While appearing at a world protest may demonstrate your opinion, you may not want your face – or the faces of other demonstrators – to be included, especially if there is a possibility that the authorities may collect and use this information (as they did) have) to track movements during social distancing from COVID-19). For this reason, many consider it important to cover up people's faces in photos that you may post on social media and other online sources. (For more information, see a toolkit created by the Authority Collective that provides information and advice on the subject.)

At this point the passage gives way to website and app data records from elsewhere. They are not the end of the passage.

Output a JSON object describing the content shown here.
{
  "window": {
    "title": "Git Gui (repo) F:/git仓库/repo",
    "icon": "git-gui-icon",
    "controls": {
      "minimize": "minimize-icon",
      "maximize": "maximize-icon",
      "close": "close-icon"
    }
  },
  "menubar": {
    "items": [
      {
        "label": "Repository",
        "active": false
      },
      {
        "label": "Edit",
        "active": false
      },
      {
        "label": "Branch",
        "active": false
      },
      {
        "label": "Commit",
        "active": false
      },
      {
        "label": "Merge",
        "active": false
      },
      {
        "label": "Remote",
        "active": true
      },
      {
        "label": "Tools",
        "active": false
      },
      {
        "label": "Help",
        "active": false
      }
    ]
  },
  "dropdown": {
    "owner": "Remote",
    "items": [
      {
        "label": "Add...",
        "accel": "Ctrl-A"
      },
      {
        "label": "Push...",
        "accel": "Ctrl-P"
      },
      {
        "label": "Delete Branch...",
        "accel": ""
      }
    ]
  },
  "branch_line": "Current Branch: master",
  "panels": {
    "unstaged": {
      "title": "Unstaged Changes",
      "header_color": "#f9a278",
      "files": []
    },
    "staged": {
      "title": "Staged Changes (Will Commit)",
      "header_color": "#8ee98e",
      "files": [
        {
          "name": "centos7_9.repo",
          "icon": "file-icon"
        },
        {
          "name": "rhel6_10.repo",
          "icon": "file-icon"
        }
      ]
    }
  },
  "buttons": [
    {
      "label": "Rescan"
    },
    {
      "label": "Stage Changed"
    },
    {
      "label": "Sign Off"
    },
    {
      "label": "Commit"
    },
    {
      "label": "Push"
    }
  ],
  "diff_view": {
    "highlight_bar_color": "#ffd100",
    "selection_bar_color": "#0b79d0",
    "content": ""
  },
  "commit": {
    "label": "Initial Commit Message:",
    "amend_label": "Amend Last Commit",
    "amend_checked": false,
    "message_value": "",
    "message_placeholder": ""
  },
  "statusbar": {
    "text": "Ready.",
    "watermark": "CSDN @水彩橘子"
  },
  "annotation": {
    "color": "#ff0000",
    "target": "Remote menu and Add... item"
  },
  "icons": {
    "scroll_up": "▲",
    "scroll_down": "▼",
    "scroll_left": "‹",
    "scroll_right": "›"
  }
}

Below are some strategies for removing facial features from your photos. Of course, you can open your images on a desktop or laptop with Photoshop or Preview to blur or clean them up. However, we assume that you will not carry a laptop with you. So when it comes to the phone, you still have some solid options.
What needs to be done
When removing faces, you want to use a method that cannot be undone. It is possible to blur a photo, especially with the help of neural networks. It is not possible to completely reverse the blur because it is lossy (in other words, some data is lost permanently), but much can be "restored". So why take the risk? Painting over faces or using mosaic blurring techniques prevents the effect from being reversed.
You also want to remove all metadata from your images. They can include GPS location, timestamps, and details of the type of phone you're using – basically a lot of things that you can use to determine exactly where you were and when.
While there are a variety of apps you can use to blur or hide faces and remove metadata for both iOS and Android devices (some of which are mentioned below). However, there are ways to do both without using a third-party app.
First of all, you can use your built-in photo editor to hide faces one by one. In iOS, open Photos, tap your photo, and select the Edit option (in the top right corner). Tap the three dots in the same corner to access markup. Use it to create filled circles or squares to hide faces.
It's not that easy with an Android phone. Android also has a native markup tool. In the Photos app, select the photo, tap the editing tool (second from the bottom left), and select Markup (second from the bottom right). You can then use the pen tool in the bottom center to scribble over anything you want to cover.
Hide faces with the iOS Photo app.
Hide faces with the Android Photo app.
You then want to remove the metadata. When you take a photo on your device, the meta is automatically attached. The easiest way to avoid this is to take screenshots of your photos so that meta and geotagging are not transferred. Also make sure that you are viewing your photo in full screen mode and that you have no notifications or other identifying features in the screenshot.
The same can be done for videos – at least with an iPhone. Instead of just using the camera app, start a screen capture while creating your video and use that capture instead.
If you have a LG or Samsung Android phone, you may also have a built-in screen recorder. Find it in your shadow for quick settings by swiping down two times. If it doesn't exist or you have a different phone model, you'll need to download a third-party app like AZ Screen Recorder.
Third-party apps that hide faces and remove meta
There have been a variety of apps recently that can be used to hide faces and remove metadata for iOS and Android devices. You may find it easier to use one of them.
For example, the encrypted messaging app Signal has announced a new face blur tool that will integrate with the latest Android and iOS versions of the software.
There are also basic efforts such as Image Scrubber that allow you to upload images for blurring and scrubbing in a browser on your device and then save the anonymous version back on your device. This is great as it works on all devices, mobile devices and desktops.
If you already use apps for editing and enhancing photos, you may also be able to use them for blurring. With apps like Glitche (iOS) and Glitch Lab (Android) you can work pixelated over selected areas, and with Trigraphy (iOS) you can create mosaic effects. If you want to take photos now and later remove the meta, you can use the above apps or photo apps like Halide (iOS) and Snapseed (Android).
Ultimately, the method you choose depends on how much work you want to do during or after the fact. For me, I would take photos, edit them in the phone photo app, take a screenshot – and then delete the originals. Because if your device is unlocked and you have the originals there, you may have done this work for nothing.